If Seymour Papert is the “father of educational computing,” then Dr. Cynthia Solomon is its mother. Cynthia was one of the three primary inventors of the Logo programming language for children and she introduced many of the metaphors used to teach programming to children. She is the author of one of the field’s seminal books, Computer Environments for Children: A Reflection on Theories of Learning and Education. How many of you have read this book first published in 1986?
Nearly 50 years ago, armed with a history degree from Harvard, Cynthia took a job as Dr. Marvin Minsky’s secretary because she wanted to learn how to program computers at a time when that wasn’t an option for young women. A few years later, she, Wally Feurzig & Seymour Papert created Logo and started the educational computing revolution. Watch the recent interview in which Cynthia & Wally recount the birth of Logo.
Cynthia Solomon is also the co-author of Designing Multimedia Environments for Children (with Allison Druin) and Logoworks: Challenging Programs in Logo by Cynthia Solomon, Margaret Minsky and Brian Harvey. She most recently put the full text of Computer Environments for Children: A Reflection on Theories of Learning and Education and Logoworks… on the Web for free.
We go way back

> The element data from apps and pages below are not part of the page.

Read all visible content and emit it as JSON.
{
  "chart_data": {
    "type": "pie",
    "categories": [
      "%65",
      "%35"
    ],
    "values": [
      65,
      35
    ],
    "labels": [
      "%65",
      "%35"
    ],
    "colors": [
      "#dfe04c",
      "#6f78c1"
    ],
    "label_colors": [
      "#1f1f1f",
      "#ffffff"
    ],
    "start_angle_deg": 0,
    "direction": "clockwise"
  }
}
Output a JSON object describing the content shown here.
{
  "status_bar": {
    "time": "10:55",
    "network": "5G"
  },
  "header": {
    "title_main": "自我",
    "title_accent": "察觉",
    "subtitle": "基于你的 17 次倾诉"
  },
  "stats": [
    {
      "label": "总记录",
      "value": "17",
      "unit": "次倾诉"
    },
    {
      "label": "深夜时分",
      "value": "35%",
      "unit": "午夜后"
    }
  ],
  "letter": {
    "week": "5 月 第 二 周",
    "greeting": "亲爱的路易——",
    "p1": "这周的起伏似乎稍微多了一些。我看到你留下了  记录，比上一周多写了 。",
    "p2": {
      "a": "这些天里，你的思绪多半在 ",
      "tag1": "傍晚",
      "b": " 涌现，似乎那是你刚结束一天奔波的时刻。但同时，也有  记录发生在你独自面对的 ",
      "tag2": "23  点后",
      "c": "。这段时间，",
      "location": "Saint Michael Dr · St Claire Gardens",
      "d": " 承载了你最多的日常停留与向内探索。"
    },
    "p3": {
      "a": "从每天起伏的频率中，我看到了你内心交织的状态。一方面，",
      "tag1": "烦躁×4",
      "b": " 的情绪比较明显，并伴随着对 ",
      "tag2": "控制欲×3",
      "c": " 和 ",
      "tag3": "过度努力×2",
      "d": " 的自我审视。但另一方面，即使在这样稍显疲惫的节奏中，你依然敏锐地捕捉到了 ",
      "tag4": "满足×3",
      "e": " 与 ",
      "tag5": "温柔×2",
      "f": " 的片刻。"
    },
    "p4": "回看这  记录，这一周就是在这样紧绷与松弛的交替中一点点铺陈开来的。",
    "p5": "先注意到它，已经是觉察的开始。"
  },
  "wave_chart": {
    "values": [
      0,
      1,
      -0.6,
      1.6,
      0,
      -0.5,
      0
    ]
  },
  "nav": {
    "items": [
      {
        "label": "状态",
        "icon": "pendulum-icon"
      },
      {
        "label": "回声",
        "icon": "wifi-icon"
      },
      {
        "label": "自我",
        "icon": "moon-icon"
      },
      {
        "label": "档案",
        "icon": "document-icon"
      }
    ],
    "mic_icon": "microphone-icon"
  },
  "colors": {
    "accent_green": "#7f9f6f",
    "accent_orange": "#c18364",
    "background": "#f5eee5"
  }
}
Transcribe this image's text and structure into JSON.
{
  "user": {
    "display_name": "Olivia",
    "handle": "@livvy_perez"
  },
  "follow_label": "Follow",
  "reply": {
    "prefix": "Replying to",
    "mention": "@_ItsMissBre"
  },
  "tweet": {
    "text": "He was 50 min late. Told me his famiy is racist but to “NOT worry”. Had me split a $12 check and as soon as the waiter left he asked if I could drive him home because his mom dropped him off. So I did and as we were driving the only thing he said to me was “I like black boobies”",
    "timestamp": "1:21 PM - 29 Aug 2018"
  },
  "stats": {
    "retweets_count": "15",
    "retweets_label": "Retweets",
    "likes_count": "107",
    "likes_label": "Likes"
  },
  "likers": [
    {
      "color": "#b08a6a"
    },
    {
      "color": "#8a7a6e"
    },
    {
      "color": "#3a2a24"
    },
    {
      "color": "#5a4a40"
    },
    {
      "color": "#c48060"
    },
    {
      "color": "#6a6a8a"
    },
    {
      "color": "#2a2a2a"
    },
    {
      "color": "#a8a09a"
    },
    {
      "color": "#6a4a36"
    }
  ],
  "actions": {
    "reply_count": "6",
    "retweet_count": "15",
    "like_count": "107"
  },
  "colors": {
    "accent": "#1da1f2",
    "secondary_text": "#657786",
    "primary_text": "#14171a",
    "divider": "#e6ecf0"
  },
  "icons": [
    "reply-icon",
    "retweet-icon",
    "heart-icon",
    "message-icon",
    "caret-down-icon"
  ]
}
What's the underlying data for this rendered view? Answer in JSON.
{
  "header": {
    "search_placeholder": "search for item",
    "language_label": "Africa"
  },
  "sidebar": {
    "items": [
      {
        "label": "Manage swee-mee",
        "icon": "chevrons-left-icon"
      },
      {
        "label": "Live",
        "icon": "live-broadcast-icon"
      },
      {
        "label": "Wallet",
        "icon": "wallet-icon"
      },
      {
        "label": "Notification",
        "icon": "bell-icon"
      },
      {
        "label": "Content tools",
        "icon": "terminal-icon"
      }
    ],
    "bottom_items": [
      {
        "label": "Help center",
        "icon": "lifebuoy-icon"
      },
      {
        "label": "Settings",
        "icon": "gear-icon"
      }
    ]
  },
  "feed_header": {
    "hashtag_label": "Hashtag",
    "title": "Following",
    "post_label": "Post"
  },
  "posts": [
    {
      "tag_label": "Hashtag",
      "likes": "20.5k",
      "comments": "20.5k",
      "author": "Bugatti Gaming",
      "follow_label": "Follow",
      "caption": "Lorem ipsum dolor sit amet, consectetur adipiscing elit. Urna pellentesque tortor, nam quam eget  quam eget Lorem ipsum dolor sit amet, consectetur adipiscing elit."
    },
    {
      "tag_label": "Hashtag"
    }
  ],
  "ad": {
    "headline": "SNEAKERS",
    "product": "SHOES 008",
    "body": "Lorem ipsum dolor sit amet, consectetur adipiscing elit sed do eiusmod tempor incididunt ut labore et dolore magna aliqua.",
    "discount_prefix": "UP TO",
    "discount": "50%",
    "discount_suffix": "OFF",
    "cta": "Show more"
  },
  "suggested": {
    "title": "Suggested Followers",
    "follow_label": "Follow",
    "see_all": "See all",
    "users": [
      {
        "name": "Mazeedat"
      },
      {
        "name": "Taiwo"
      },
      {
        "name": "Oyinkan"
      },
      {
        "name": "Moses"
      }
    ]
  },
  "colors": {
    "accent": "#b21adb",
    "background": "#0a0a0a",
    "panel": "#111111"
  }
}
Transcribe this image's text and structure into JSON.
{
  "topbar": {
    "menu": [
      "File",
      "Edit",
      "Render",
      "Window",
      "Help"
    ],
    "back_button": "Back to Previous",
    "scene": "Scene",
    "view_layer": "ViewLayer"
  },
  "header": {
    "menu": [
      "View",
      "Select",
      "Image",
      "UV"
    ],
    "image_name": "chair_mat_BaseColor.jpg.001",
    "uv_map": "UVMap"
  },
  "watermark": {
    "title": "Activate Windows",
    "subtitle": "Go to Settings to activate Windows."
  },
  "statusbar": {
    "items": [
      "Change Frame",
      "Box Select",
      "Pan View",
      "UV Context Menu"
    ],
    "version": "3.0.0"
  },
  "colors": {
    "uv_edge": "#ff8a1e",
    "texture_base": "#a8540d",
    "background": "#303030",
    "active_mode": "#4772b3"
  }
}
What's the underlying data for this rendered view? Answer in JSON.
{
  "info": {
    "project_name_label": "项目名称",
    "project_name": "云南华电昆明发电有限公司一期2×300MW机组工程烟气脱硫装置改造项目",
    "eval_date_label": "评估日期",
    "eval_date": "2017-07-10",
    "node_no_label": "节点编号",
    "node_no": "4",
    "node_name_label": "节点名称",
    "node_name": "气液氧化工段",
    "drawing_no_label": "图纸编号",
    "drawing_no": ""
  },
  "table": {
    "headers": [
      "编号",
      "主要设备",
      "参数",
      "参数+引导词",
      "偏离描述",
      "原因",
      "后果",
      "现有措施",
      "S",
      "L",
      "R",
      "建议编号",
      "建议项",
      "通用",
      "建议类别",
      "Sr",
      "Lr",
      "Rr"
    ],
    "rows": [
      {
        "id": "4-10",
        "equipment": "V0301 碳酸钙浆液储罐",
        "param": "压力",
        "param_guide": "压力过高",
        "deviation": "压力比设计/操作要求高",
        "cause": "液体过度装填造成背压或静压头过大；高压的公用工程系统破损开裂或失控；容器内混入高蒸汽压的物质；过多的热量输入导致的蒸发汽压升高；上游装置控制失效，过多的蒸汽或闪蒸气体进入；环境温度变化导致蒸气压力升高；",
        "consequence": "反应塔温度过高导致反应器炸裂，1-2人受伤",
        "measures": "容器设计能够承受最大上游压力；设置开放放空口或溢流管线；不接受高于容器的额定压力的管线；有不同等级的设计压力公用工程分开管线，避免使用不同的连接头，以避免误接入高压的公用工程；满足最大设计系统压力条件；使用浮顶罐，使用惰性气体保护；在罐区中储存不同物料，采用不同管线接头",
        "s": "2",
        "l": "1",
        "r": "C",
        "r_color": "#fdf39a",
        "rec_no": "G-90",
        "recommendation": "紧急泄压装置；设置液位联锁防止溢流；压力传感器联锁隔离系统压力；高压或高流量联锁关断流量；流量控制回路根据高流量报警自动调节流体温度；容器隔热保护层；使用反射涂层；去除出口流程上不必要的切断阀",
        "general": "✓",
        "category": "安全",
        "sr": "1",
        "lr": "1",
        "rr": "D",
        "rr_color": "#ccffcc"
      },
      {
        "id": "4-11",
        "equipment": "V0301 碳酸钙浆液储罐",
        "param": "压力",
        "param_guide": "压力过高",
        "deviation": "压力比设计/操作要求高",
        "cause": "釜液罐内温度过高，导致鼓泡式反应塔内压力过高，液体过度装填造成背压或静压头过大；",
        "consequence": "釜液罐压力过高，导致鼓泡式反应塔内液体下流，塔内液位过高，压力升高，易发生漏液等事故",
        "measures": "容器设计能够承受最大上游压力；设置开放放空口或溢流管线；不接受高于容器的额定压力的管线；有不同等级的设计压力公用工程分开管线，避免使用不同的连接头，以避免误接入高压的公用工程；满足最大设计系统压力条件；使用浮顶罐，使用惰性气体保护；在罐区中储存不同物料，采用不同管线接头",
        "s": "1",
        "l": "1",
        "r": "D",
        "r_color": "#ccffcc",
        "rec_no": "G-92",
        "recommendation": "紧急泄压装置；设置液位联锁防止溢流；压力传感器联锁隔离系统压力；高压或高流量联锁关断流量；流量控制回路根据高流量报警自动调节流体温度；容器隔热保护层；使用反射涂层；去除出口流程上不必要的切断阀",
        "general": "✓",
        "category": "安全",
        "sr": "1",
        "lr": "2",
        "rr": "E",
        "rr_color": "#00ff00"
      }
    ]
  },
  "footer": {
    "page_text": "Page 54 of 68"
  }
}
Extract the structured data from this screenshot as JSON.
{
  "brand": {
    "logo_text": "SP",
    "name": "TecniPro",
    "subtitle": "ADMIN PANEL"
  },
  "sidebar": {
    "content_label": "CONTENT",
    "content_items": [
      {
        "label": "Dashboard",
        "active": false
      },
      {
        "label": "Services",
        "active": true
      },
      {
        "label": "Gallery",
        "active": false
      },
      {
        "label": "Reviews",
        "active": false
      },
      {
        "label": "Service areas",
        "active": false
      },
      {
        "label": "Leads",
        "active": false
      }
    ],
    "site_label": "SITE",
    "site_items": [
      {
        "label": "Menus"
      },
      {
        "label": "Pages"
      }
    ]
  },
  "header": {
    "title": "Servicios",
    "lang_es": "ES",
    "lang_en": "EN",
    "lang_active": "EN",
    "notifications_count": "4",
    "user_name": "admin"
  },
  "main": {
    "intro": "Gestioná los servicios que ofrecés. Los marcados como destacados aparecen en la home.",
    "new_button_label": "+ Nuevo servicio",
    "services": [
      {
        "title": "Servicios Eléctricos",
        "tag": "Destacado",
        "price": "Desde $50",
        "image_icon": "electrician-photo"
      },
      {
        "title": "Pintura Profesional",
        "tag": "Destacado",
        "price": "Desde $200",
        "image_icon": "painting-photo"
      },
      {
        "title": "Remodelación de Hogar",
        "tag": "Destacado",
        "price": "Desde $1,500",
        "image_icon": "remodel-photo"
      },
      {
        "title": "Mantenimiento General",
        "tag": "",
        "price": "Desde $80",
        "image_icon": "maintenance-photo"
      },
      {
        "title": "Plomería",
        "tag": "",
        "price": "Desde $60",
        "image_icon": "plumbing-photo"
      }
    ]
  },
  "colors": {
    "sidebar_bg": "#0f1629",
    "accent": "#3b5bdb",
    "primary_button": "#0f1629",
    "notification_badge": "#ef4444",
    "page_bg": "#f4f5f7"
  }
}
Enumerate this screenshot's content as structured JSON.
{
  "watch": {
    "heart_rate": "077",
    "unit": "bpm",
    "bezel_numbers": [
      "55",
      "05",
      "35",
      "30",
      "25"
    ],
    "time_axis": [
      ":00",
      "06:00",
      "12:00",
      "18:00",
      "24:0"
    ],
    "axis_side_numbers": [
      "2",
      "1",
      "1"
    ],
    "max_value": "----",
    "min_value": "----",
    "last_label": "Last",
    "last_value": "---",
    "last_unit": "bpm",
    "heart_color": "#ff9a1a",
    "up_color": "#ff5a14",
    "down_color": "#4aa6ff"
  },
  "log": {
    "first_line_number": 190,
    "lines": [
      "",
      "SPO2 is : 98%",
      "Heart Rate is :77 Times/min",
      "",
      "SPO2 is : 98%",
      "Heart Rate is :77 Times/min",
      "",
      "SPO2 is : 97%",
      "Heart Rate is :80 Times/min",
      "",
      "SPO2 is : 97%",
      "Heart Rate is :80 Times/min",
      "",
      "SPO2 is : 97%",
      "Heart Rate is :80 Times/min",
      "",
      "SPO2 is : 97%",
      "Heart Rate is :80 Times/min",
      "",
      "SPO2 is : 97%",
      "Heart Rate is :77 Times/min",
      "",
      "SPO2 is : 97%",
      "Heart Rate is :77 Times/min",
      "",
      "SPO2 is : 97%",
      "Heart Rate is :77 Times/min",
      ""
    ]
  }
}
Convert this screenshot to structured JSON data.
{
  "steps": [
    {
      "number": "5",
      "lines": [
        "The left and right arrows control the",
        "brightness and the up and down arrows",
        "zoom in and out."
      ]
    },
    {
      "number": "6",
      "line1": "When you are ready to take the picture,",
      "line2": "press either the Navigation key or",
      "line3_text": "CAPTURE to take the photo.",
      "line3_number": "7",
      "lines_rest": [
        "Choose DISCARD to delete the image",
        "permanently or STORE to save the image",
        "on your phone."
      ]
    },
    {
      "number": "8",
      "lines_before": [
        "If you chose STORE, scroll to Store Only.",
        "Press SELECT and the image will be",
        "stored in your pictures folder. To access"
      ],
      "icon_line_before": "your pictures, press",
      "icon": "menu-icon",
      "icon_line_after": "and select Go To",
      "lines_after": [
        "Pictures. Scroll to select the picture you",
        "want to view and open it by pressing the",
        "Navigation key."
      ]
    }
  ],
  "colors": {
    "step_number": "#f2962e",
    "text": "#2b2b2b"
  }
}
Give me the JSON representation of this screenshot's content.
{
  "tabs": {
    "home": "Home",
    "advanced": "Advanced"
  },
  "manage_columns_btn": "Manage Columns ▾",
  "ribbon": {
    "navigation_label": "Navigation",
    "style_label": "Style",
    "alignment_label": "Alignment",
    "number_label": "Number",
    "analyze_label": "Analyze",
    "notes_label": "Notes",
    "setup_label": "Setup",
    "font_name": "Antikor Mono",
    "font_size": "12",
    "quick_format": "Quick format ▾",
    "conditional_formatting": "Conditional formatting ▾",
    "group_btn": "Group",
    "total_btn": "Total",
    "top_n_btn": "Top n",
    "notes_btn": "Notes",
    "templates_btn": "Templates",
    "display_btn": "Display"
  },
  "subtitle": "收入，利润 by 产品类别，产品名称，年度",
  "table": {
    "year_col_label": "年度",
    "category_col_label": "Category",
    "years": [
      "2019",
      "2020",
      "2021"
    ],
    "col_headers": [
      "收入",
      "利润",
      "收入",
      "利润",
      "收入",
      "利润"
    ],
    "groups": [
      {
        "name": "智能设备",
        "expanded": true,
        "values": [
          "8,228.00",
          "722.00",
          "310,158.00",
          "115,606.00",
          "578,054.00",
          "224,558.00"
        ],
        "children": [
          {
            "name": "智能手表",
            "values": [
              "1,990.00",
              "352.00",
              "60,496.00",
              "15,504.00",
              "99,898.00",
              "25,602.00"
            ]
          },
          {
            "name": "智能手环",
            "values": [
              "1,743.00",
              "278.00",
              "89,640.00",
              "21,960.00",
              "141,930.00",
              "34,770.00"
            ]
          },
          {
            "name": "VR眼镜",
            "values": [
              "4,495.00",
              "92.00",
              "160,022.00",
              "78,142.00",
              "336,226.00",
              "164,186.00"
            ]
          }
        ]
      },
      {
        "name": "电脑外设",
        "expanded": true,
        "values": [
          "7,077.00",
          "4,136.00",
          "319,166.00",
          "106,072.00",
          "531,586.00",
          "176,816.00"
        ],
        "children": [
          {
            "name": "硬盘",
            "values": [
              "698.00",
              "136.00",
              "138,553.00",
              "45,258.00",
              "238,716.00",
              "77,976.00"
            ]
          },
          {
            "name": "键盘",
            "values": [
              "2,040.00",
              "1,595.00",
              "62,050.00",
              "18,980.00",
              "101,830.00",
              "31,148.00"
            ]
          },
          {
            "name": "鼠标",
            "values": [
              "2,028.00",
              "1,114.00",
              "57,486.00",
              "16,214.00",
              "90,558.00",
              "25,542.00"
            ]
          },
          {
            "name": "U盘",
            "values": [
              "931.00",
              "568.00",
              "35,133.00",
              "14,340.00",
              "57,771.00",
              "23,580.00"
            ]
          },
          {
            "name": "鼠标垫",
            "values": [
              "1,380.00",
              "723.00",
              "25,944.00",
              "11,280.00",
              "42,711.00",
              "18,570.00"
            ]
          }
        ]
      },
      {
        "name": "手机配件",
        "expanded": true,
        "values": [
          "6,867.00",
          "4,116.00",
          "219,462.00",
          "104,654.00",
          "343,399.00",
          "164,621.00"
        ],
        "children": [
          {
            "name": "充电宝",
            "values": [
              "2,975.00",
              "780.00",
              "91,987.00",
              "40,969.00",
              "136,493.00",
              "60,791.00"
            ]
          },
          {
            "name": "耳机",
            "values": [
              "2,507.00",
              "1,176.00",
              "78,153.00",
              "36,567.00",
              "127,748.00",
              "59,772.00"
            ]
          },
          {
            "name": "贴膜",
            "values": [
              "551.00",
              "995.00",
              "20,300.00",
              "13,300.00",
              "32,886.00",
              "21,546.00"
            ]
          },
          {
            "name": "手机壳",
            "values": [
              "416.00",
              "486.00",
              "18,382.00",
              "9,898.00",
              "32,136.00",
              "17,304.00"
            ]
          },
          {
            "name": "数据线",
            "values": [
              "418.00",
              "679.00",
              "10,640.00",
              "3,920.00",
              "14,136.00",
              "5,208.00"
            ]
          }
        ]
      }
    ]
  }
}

In 1985, I traveled to MIT for the first time to attend the Logo ’85 international conference. I was 22 years old and had no academic credentials. Memory suggests that the instant I stepped out of my cab, Cynthia Solomon and a handful of other great scholars and educators said, “Hey kid, come to dinner with us.” I’ve been lucky enough to have Cynthia Solomon as a friend, colleague and mentor ever since.